Sleep hygiene is important in ensuring a good night’s sleep and encompasses tips such as limiting screen time before bed, ensuring the lights are dimmed of an evening, creating a supportive bed time routine, and being mindful of caffeine intake during the day. Perhaps less known, is how your diet might influence sleep, including sleep duration, efficiency and quality.

Carbohydrate intake

Don’t skimp on the carbs before bed! While the research around carbohydrate intake and sleep is mixed, there is some evidence to show that consuming a higher carbohydrate meal of an evening increases REM sleep and reduces sleep onset latency. One study found that a higher carbohydrate meal also improved stage 3 sleep – the deepest stage of sleep – during the first half of the sleep period.  Similar effects have been reported with a higher glycaemic index meal before bed. It is thought the carbohydrate intake may support sleep due to increased serotonin synthesis, an amino acid that is required to facilitate sleep. (St-Onge)

Mediterranean Diet

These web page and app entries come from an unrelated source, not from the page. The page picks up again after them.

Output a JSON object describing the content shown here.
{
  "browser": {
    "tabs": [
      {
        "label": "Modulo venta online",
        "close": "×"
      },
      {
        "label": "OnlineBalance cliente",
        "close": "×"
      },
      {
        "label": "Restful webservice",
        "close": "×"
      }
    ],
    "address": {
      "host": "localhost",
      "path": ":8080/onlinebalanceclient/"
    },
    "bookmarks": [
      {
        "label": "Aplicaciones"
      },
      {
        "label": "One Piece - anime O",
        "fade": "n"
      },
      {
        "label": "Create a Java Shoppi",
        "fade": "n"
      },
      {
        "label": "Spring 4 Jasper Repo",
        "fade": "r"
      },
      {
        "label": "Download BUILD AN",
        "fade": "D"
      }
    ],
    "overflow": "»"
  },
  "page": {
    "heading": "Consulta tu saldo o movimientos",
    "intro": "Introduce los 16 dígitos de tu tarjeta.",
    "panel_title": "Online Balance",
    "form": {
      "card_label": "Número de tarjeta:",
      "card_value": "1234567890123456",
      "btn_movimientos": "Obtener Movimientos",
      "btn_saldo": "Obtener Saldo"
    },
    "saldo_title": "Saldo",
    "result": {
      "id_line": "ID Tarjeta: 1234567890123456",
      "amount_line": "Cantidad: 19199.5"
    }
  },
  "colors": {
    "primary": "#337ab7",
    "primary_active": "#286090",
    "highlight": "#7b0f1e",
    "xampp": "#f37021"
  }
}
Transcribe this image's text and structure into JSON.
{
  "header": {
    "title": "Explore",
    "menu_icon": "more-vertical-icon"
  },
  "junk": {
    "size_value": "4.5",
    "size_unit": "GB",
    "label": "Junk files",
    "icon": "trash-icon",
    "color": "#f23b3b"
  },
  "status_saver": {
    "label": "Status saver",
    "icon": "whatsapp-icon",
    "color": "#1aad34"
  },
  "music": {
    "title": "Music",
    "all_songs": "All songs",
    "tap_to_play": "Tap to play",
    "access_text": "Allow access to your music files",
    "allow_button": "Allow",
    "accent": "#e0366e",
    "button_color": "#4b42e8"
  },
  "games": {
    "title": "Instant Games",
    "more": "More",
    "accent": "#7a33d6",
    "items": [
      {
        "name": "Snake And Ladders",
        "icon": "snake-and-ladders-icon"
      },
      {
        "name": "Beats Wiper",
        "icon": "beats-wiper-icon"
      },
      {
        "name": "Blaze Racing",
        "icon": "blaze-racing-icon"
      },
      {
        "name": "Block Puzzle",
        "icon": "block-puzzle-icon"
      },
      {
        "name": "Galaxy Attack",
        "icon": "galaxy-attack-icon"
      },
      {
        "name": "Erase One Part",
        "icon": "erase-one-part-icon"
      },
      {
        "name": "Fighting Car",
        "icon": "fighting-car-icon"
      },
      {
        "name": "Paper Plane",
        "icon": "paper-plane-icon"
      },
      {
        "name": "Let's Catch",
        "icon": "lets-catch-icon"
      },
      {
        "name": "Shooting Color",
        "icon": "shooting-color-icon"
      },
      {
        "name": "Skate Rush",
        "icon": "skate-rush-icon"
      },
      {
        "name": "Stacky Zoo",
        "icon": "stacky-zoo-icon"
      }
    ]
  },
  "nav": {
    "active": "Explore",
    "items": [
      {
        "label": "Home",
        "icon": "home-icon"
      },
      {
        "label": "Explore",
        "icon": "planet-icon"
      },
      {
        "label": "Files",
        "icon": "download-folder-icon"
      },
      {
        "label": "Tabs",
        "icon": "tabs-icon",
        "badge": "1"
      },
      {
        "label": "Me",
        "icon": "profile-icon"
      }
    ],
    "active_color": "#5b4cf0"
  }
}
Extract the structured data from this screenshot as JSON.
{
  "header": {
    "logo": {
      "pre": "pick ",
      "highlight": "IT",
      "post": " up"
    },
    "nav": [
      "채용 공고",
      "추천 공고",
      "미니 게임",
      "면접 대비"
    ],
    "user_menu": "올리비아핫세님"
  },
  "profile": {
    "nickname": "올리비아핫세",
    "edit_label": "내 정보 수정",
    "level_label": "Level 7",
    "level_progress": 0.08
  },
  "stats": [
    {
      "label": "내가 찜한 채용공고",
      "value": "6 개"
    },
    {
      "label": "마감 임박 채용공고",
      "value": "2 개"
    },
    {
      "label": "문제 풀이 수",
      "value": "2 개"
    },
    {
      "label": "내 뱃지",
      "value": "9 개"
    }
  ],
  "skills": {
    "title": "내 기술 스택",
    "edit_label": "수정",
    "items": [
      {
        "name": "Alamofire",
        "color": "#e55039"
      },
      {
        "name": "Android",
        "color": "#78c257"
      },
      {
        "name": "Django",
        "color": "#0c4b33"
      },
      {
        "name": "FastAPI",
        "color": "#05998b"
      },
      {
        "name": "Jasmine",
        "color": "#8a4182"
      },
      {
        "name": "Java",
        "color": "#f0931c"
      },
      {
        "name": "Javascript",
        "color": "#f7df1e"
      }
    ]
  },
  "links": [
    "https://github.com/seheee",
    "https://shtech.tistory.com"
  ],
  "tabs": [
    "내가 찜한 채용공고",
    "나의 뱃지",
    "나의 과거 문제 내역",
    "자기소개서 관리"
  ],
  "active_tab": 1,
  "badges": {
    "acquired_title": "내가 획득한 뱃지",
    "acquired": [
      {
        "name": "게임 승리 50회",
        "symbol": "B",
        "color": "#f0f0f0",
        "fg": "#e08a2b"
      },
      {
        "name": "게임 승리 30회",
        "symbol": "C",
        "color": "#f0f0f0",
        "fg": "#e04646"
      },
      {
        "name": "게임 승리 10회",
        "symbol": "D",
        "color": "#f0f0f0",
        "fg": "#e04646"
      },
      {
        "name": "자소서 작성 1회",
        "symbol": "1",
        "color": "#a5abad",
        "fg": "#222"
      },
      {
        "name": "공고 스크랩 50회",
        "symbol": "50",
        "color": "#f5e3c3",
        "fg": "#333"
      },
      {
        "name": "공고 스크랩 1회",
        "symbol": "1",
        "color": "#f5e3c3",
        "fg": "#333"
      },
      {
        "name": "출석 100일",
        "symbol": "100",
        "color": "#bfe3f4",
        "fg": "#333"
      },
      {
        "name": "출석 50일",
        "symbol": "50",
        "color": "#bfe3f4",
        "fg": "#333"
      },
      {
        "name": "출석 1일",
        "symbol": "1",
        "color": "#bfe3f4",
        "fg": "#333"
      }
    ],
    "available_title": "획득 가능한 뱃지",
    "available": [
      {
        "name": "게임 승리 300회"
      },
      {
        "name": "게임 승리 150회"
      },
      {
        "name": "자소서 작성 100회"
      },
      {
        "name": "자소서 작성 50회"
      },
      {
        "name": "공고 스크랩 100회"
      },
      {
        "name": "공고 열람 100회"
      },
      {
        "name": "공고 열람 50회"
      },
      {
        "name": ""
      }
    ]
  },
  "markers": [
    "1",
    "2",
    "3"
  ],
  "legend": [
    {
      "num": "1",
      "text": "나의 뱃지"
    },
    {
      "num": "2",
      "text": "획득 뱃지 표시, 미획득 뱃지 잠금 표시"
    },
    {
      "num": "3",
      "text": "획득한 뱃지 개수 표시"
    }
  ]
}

There is a substantial body of evidence suggesting that the Mediterranean diet improves sleep quality and duration in both healthy adults and those prone to poor sleep (Godos, Zuraikat). The Mediterranean diet is rich in plant based foods, including fruits, vegetables, and legumes, whole grains and olive oil, with greater fish intake, and limited amounts of meat, dairy and alcohol. It has been suggested that this style of diet contains a broad spectrum of nutrients, which may in and of itself be supportive of healthy sleep. Further to this, the Mediterranean diet is rich in anti-inflammatory and antioxidant compounds, and interestingly impaired antioxidant defence responses have been reported during sleep deprivation while increased neuro-inflammation may be a possible driver of poor sleep quality (Godos).

Eat earlier

Food consumption 30 to 60 minutes before bedtime has been shown to impede sleep quality, particularly sleep onset latency. This may be due to increased gastric volume (i.e. more food in the stomach) at bed time causing greater physical discomfort, and thus difficulties falling asleep. Furthermore, digestion slows down during sleep and eating too close to bedtime may induce indigestion, reflux and sleep disturbance (Crispim). We recommend leaving 2 to 3 hours between eating and bedtime, and if this is not possible, have something small to eat as opposed to a big meal as going to bed hungry can negatively impact blood sugar levels and increase wakefulness during the night.

Specific nutrients and supplements

Adequate serotonin synthesis is essential for healthy sleep onset and maintenance. Vitamin’s B3, B6 and magnesium are essential for the metabolism of this important neurotransmitter, and deficiencies of these nutrients will result in inadequate levels of serotonin and therefore poor sleep regulation. Foods rich in B vitamins include whole grains, eggs, dark leafy greens, meat, fish and dairy products, while foods rich in magnesium include nuts and seeds, legumes, dark chocolate and dark leafy greens. The old wives tale of a glass of warm milk before bed may also hold some merit, as calcium is required for sleep maintenance (Sarris & Wardle).

We hope you find these tips useful, and if you need further support please reach out to your natural health practitioner.

 
Reference: 
https://www.sleepfoundation.org/mental-health